Here is a summary of current global newsletters.
Court clears Suez Canal to keep Ever Given – lawyers
An Egyptian court on Sunday dismissed a complaint by the Japanese owner of a container ship that blocked traffic through the Suez Canal for six days in March against the vessel’s continued detention by canal authorities, a lawyer said. On March 23, the Ever Given, one of the largest container ships in the world, got stuck across the canal by high winds, disrupting two-way traffic and disrupting global trade.
Israel reopens borders to small groups of foreign tourists
Israel reopened its borders to foreign tourists on Sunday after a drop in COVID-19 infections, but said it would take time for visitors to start arriving and revive the tourism industry. As part of an easing of coronavirus restrictions, the government has implemented a plan to start welcoming small groups of tourists from countries using vaccines it has approved.

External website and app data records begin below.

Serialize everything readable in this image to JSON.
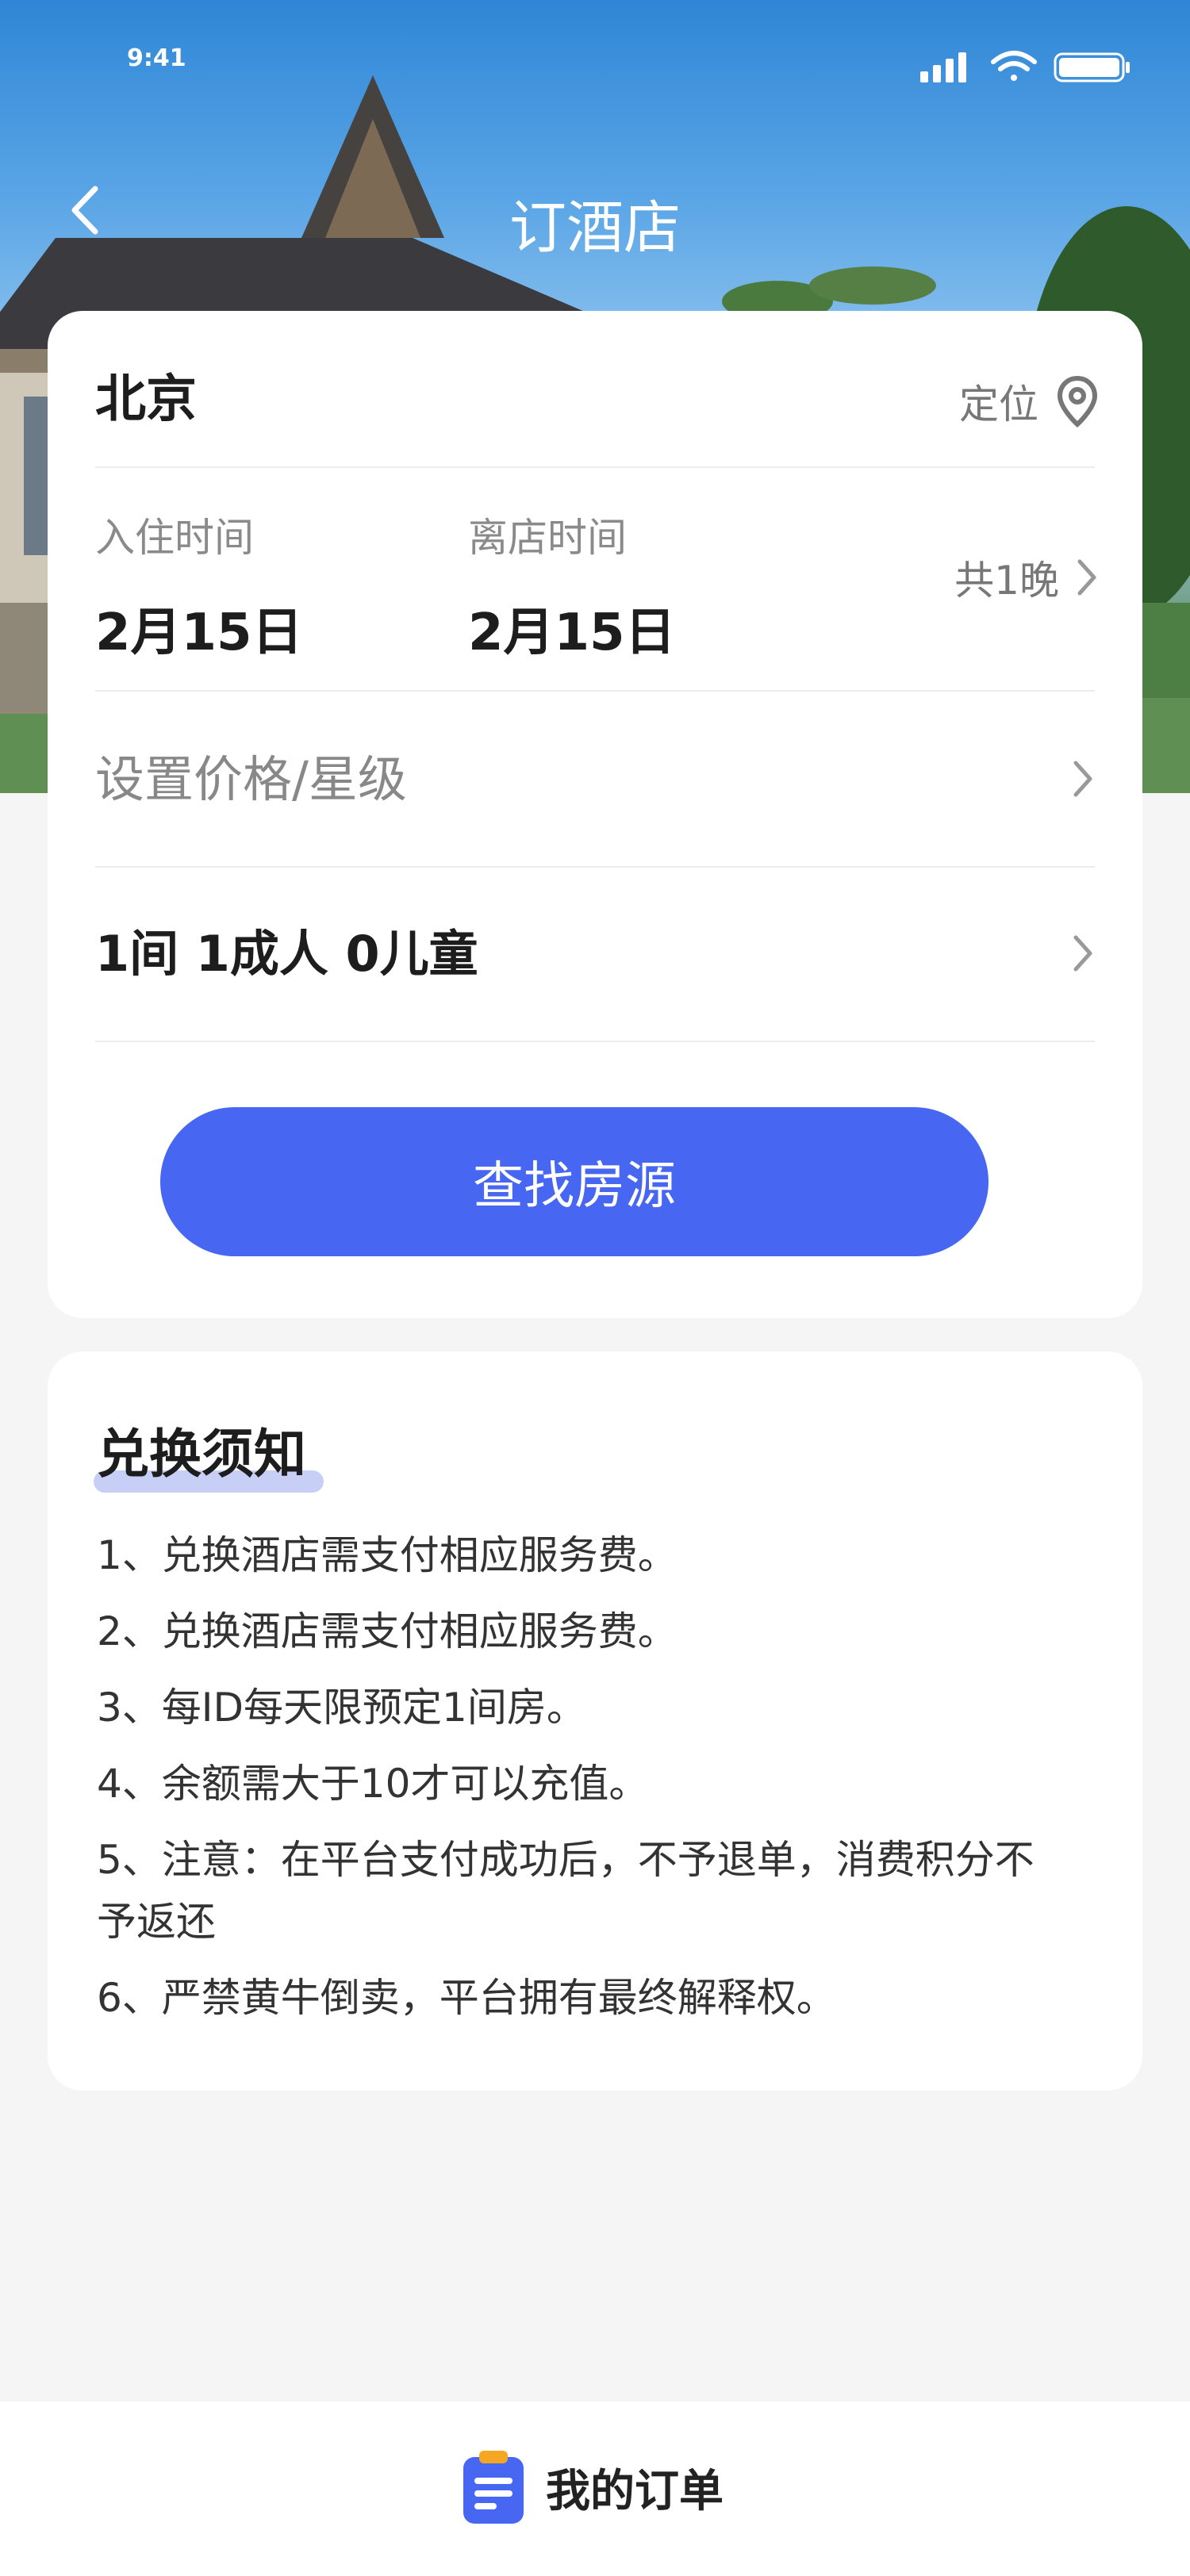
{
  "status_bar": {
    "time": "9:41"
  },
  "header": {
    "title": "订酒店"
  },
  "search": {
    "city": "北京",
    "locate_label": "定位",
    "checkin_label": "入住时间",
    "checkin_date": "2月15日",
    "checkout_label": "离店时间",
    "checkout_date": "2月15日",
    "nights": "共1晚",
    "price_placeholder": "设置价格/星级",
    "guests": "1间 1成人 0儿童",
    "submit_label": "查找房源"
  },
  "notice": {
    "title": "兑换须知",
    "items": [
      "1、兑换酒店需支付相应服务费。",
      "2、兑换酒店需支付相应服务费。",
      "3、每ID每天限预定1间房。",
      "4、余额需大于10才可以充值。",
      "5、注意：在平台支付成功后，不予退单，消费积分不予返还",
      "6、严禁黄牛倒卖，平台拥有最终解释权。"
    ]
  },
  "bottom_bar": {
    "orders_label": "我的订单"
  },
  "colors": {
    "accent": "#4766f2",
    "notice_underline": "#c7cff6",
    "order_icon_top": "#f5a623"
  },
  "icons": [
    "back-chevron-icon",
    "location-pin-icon",
    "chevron-right-icon",
    "order-list-icon",
    "signal-icon",
    "wifi-icon",
    "battery-icon"
  ]
}
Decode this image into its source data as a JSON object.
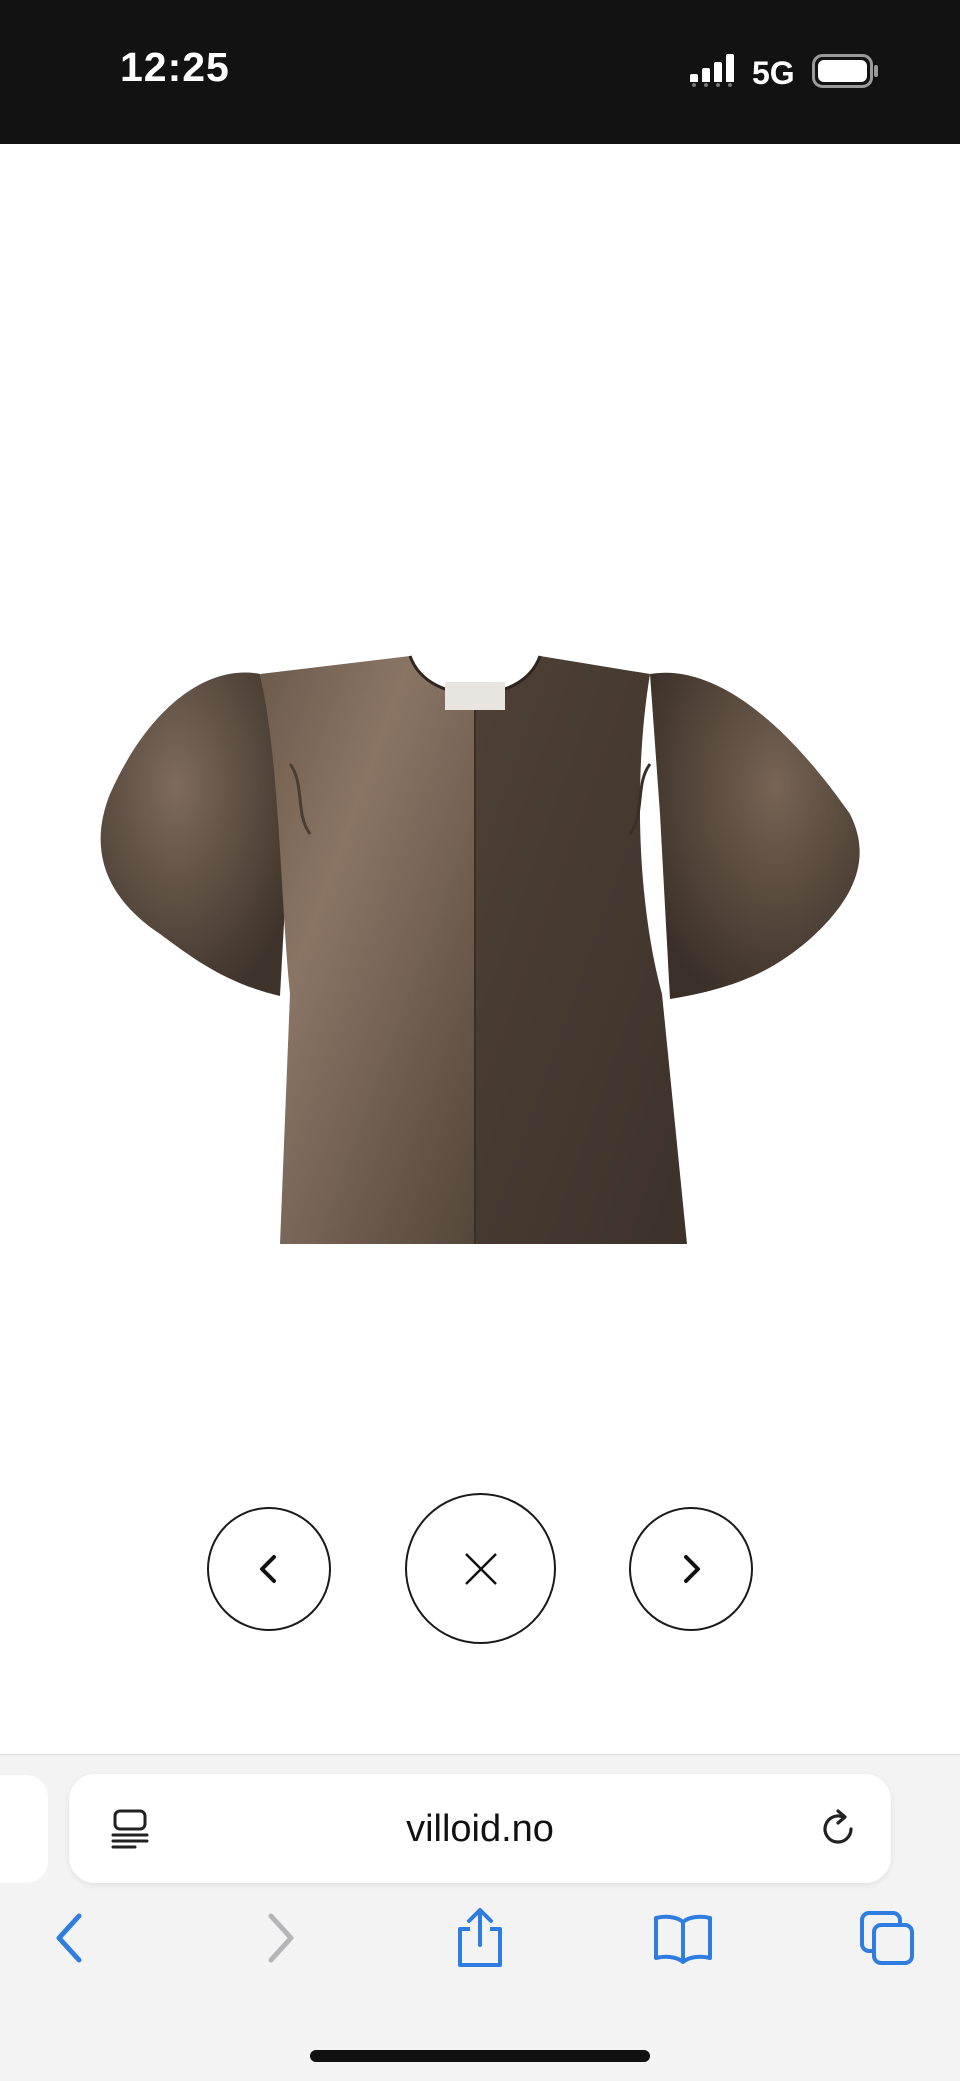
{
  "status_bar": {
    "time": "12:25",
    "network": "5G",
    "signal_icon": "cellular-signal-icon",
    "battery_icon": "battery-icon"
  },
  "viewer": {
    "product_image": "puff-sleeve-satin-top-image",
    "prev_icon": "chevron-left-icon",
    "close_icon": "close-icon",
    "next_icon": "chevron-right-icon"
  },
  "browser": {
    "url": "villoid.no",
    "reader_icon": "reader-mode-icon",
    "reload_icon": "reload-icon",
    "toolbar": {
      "back_icon": "back-arrow-icon",
      "forward_icon": "forward-arrow-icon",
      "share_icon": "share-icon",
      "bookmarks_icon": "bookmarks-icon",
      "tabs_icon": "tabs-icon"
    },
    "accent_color": "#2f7de1",
    "disabled_color": "#b5b5b8"
  }
}
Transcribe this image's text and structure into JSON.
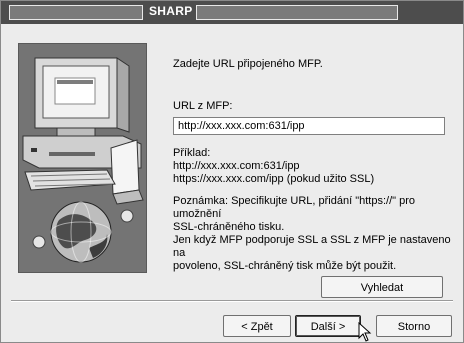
{
  "window": {
    "title": "SHARP"
  },
  "main": {
    "instruction": "Zadejte URL připojeného MFP.",
    "url_label": "URL z MFP:",
    "url_value": "http://xxx.xxx.com:631/ipp",
    "example": "Příklad:\nhttp://xxx.xxx.com:631/ipp\nhttps://xxx.xxx.com/ipp (pokud užito SSL)",
    "note": "Poznámka: Specifikujte URL, přidání \"https://\" pro umožnění\nSSL-chráněného tisku.\nJen když MFP podporuje SSL a SSL z MFP je nastaveno na\npovoleno, SSL-chráněný tisk může být použit."
  },
  "buttons": {
    "search": "Vyhledat",
    "back": "< Zpět",
    "next": "Další >",
    "cancel": "Storno"
  },
  "icons": {
    "illustration": "computer-globe-illustration",
    "cursor": "mouse-pointer-icon"
  }
}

Congo volcano leaves smoldering wreckage but large city spared
A smoldering streak of lava from a volcanic eruption on Sunday covered hundreds of homes in eastern Congo, leaving residents to cautiously navigate the wreckage, though the flow stopped just before the big one. city of Goma. Goma was in a panic on Saturday night when Mount Nyiragongo erupted, turning the night sky an eerie red and sending a wall of orange lava descending toward the lakeside town of about 2 million people. Thousands of people fled on foot with their belongings, some to the neighboring border with Rwanda.
Rock on: Germany on track for outdoor concerts, fans at football matches
Germany is on target for outdoor concerts this summer, with social distancing and COVID-19 testing for attendees, and if cases drop, other fans should be back to football games in August. , said Health Minister Jens Spahn. Coronavirus cases have declined steadily over the past month in Germany and the seven-day incidence – the number of new infections – now stands at 64.5 per 100,000, according to data collected by the public health institute .
At least eight dead in Italian cable car crash
At least eight people have died and two are seriously injured after a cable car connecting Lake Maggiore in Italy to a nearby mountain fell on Sunday, the National Alpine Rescue Service said. The Stresa-Mottarone cable car takes tourists and locals alike from the famous town of Stresa on Lake Maggiore at almost 1,400 meters above sea level to the top of Mottarone Mountain in 20 minutes.
Cold weather in China kills 21 ultramarathons, sparks outrage
Twenty-one people were killed when extremely cold weather struck during an ultramarathon in rugged Gansu Province, northwest China, sparking public outrage on Sunday over the lack of planning for emergency. The 100 km (62 mile) race started on Saturday in a scenic area on a bend in the Yellow River, known for its sheer cliffs and rocky columns. The route would take runners through canyons and hills on a barren plateau at an elevation of over 1,000 meters (3,300 feet).
Analysis – Bloody election campaign in Mexico reveals chronic security concerns
Abel Murrieta was handing out campaign flyers on the streets this month when a gunman shot him in broad daylight at close range, making him the last candidate to be murdered in one of the bloodiest election campaigns in the world. recent history of Mexico. Candidate for mayor in the midterm elections on June 6, Murrieta died in Ciudad Obregon, a town in the northern state of Sonora named after former Mexican President Alvaro Obregon, himself shot dead in 1928 before be able to start a second term.
Gaza truce holds as Israel admits Jewish visitors to flashpoint site
The Israel-Hamas ceasefire continued on Sunday, as Israeli police admitted Jewish visitors to a disputed sacred location in Jerusalem where previous clashes with Palestinian protesters helped spark cross-border fighting in Gaza. Police did not report any unusual incidents inside the compound of al-Aqsa Mosque – one of Islam’s holiest sites – as Israeli social media accounts showed a few dozen Jews in religious attire standing by. walking on the site under surveillance.
Israel’s challenge in Gaza: preventing metal tubes from turning into rockets
The Israel-Hamas conflict that ended in a ceasefire on Friday showed the Palestinian group’s ability to build an arsenal of homemade rockets largely with civilian materiel and Iranian expertise, analysts and experts said. responsible, a feat he can probably replicate. The low cost of these weapons and the need to rebuild Gaza leaves Israel and the international community with a dilemma of how to meet the basic needs of Gazans while preventing ordinary items such as pipes, sugar and concrete from being used for military purposes.
Madrid says Western Sahara independence leader must respond to legal case in Spain
A Western Sahara independence leader at the center of a diplomatic dispute between Rabat and Madrid must face legal action in Spain before leaving the country, Spain said on Sunday. Spain’s Foreign Minister Arancha Gonzalez Laya said last month that Polisario Front leader Brahim Ghali had arrived in Spain from Algeria for medical treatment.
(With contributions from agencies.)